- _The problem_
Find the lines in the records that carry the word "hour". Copy each one.
* * * * *
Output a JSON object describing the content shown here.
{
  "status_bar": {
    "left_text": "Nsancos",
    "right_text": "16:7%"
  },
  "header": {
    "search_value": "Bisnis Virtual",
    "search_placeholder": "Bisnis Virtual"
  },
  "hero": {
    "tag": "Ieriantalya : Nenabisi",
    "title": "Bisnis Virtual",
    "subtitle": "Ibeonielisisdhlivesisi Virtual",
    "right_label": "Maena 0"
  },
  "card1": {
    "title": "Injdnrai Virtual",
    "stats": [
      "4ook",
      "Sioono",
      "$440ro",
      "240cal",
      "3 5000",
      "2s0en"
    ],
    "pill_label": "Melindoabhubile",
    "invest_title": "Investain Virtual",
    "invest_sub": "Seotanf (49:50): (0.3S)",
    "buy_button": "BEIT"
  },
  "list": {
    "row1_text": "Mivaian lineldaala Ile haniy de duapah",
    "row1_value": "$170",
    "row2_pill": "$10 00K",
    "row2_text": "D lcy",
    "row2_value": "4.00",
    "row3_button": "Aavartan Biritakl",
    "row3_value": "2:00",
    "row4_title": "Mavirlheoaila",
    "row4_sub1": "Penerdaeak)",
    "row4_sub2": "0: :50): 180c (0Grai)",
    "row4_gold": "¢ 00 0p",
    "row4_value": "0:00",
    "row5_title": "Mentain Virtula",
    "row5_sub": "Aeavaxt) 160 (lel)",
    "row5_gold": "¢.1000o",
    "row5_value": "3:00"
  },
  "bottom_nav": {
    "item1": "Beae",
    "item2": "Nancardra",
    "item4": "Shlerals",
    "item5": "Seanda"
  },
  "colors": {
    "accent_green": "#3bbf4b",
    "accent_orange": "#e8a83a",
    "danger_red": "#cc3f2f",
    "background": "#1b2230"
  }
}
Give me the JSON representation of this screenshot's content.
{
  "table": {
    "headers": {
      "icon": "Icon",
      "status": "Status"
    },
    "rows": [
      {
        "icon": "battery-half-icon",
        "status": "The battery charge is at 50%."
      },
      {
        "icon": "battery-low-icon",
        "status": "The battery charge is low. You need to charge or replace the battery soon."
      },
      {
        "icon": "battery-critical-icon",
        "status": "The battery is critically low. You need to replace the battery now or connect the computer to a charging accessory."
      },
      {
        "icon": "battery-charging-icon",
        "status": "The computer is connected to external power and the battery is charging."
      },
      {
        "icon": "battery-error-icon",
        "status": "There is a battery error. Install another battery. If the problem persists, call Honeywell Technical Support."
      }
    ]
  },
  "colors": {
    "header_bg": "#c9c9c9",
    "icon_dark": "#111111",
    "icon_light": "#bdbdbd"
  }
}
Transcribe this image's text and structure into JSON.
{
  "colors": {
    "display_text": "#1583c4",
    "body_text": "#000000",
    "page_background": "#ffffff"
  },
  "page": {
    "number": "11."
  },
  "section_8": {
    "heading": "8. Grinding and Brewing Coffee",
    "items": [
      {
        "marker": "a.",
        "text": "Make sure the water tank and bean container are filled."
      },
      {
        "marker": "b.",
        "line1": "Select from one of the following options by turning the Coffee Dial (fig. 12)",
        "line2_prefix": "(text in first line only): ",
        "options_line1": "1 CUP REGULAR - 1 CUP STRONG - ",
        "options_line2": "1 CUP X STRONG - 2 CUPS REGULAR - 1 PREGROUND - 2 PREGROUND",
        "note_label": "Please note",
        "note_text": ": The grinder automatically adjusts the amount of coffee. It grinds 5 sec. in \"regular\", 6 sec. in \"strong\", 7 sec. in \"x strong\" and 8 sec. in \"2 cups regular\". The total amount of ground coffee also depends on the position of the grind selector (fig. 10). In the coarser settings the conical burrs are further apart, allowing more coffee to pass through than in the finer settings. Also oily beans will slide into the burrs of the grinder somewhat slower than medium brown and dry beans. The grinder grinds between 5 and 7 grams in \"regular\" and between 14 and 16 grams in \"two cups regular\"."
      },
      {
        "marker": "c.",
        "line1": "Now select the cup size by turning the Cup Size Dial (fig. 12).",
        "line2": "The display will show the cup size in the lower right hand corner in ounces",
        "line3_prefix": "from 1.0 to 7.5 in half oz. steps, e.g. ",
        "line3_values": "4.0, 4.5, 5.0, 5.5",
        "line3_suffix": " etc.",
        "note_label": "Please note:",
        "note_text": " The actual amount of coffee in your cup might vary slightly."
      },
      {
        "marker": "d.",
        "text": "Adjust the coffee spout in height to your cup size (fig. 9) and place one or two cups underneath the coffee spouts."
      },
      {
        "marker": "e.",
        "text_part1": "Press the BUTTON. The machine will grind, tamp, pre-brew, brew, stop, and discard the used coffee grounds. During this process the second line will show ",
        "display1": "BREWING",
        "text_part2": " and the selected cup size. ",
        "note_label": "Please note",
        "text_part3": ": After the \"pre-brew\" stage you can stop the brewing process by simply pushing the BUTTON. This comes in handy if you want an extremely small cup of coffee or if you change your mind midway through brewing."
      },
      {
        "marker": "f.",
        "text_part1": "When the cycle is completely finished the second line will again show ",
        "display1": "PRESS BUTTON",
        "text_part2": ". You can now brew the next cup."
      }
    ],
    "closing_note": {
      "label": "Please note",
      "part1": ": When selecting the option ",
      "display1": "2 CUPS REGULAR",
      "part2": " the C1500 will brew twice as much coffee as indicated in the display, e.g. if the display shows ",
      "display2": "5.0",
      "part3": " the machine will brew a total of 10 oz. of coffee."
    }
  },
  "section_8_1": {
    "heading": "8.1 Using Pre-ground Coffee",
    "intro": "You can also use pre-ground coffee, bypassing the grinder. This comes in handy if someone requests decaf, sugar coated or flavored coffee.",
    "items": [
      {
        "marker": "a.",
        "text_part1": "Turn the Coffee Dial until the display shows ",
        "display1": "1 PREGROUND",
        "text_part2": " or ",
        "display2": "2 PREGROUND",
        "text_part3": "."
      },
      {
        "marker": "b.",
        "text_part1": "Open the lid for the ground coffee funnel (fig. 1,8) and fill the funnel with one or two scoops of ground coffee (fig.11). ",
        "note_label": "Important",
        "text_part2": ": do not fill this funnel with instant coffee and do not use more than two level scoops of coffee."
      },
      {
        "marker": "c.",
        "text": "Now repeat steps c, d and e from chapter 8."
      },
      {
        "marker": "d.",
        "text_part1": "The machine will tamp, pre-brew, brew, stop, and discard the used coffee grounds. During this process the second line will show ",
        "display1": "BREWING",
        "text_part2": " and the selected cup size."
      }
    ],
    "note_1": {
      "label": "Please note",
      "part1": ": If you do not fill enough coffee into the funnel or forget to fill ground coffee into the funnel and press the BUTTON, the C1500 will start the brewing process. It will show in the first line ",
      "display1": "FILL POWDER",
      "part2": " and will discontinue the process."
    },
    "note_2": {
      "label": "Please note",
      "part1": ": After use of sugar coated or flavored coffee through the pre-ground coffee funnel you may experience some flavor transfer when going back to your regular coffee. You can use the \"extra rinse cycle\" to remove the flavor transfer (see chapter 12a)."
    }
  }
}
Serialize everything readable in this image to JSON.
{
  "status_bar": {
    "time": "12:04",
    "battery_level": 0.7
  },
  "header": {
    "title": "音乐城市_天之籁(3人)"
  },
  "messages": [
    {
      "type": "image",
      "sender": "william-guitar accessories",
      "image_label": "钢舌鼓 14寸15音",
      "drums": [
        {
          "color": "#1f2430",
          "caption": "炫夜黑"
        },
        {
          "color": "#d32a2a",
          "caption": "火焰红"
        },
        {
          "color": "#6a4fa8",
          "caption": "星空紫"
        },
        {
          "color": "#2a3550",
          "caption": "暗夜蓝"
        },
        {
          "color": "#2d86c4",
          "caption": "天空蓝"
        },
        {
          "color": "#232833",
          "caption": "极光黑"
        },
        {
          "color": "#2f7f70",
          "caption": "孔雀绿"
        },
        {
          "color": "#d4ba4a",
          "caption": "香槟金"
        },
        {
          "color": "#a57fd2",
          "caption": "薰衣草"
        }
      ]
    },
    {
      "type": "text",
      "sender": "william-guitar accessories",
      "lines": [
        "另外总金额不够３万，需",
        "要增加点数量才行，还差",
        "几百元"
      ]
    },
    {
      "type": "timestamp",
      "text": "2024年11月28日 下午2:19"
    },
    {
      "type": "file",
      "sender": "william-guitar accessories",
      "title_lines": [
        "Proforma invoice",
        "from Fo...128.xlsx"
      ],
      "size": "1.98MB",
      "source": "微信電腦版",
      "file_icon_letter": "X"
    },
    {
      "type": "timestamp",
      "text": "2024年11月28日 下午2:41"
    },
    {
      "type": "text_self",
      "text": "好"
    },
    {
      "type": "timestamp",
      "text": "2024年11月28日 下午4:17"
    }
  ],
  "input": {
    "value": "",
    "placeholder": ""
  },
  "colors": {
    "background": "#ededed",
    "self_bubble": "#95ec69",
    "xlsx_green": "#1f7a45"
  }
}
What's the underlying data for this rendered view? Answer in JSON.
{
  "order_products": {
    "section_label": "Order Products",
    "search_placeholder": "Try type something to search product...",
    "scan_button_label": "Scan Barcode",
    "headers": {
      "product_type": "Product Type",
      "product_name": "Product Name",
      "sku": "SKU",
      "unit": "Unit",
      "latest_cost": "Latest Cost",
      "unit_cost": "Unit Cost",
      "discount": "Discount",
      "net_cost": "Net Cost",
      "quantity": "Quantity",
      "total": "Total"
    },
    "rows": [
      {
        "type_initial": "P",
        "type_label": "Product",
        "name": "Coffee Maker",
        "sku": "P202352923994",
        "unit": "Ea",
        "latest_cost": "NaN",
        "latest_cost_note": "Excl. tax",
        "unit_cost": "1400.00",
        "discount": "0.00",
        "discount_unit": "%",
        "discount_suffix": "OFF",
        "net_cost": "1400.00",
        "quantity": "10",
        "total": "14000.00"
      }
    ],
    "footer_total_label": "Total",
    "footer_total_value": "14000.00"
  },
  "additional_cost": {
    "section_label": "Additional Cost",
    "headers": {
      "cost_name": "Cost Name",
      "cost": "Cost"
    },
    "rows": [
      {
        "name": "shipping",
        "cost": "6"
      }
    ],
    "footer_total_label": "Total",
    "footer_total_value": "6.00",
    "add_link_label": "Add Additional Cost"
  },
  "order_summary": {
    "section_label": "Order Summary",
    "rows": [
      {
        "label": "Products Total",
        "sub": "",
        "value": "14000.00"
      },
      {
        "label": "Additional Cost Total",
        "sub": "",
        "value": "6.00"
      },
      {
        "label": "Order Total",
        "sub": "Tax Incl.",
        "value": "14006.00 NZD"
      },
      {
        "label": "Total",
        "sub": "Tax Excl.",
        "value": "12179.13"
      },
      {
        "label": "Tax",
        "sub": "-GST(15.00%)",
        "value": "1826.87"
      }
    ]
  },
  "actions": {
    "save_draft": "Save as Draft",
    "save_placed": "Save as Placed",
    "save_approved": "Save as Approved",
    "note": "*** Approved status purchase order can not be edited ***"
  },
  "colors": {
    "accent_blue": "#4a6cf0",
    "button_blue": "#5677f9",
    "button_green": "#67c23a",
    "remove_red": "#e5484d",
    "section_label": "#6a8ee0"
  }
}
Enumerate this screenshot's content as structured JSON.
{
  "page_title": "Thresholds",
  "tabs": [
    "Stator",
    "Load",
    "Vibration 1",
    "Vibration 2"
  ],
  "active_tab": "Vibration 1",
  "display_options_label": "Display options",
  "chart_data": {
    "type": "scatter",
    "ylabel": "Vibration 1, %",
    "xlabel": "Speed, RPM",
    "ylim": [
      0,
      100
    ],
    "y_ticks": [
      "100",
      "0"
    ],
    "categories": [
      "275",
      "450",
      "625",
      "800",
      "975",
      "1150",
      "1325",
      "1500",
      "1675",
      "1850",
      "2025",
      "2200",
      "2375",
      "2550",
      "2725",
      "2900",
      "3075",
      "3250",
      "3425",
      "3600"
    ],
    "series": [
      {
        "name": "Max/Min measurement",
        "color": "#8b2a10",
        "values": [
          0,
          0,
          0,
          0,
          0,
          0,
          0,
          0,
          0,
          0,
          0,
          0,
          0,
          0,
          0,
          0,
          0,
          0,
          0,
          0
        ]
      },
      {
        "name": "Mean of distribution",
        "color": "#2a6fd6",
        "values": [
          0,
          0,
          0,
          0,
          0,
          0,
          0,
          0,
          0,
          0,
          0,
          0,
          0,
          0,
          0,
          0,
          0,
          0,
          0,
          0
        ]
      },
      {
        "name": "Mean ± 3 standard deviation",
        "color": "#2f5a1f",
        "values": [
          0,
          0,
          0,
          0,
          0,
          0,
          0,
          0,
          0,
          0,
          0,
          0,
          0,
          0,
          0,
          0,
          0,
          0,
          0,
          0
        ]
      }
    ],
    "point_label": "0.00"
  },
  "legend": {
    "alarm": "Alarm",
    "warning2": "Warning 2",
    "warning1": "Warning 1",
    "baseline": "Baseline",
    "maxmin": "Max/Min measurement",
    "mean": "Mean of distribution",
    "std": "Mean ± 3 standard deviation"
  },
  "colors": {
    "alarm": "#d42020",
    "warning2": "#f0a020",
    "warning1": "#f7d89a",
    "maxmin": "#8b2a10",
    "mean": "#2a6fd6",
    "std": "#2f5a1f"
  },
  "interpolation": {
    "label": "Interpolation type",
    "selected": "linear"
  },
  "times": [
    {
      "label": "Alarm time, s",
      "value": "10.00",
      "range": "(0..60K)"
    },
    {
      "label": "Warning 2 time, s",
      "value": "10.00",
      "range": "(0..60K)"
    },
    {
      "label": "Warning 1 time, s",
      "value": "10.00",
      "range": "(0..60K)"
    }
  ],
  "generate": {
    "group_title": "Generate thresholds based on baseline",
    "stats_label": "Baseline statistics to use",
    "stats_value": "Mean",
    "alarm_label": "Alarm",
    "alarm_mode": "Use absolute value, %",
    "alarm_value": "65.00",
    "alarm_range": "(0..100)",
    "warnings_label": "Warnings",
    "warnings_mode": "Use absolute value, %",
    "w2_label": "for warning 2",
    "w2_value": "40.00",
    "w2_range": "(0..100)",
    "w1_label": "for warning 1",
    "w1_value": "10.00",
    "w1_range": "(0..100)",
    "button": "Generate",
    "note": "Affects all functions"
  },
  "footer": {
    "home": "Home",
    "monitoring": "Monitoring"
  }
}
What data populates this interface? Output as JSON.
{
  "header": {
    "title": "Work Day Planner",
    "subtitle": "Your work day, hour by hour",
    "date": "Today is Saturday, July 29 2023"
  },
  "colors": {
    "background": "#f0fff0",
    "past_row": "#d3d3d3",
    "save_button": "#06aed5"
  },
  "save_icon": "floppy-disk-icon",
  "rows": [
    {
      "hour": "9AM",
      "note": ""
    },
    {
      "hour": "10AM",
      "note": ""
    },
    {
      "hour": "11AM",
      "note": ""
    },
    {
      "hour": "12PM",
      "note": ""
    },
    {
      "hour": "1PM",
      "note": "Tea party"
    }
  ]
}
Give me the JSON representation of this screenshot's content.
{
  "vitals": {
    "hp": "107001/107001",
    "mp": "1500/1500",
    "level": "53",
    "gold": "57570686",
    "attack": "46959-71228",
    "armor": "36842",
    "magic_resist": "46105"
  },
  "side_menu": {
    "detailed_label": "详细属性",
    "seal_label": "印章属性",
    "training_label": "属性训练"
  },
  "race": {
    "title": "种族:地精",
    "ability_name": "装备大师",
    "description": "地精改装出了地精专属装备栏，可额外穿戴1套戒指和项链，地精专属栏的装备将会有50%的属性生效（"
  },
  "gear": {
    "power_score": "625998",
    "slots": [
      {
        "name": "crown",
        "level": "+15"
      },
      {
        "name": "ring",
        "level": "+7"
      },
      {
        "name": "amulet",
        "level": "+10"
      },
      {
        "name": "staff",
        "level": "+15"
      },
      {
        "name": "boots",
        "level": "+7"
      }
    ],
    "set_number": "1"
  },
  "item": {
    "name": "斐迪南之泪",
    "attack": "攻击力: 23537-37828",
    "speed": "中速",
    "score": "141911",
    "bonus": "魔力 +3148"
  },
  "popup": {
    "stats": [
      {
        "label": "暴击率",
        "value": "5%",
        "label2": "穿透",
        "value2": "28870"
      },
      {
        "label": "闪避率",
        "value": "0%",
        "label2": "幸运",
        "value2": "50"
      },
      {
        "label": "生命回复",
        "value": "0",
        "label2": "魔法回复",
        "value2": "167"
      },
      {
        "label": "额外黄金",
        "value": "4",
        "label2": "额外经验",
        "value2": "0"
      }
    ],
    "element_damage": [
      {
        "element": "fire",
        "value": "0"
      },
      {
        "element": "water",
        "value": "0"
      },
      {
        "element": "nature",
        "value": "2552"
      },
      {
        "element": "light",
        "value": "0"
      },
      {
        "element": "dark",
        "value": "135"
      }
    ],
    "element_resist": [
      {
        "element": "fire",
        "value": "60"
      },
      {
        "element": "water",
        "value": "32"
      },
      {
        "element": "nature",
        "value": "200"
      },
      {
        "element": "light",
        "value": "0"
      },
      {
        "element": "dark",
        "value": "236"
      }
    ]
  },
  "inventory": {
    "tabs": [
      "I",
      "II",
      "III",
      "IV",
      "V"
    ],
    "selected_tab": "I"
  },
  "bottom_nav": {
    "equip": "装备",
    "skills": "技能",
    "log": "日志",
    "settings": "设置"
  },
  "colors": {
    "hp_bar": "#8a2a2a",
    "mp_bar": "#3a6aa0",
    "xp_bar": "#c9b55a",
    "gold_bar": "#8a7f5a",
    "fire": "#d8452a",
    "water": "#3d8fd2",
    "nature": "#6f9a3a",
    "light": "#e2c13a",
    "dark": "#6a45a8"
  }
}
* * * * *
- _Answer to this exercise_
    "subtitle": "Your work day, hour by hour",
      "hour": "9AM",
      "hour": "10AM",
      "hour": "11AM",
      "hour": "12PM",
      "hour": "1PM",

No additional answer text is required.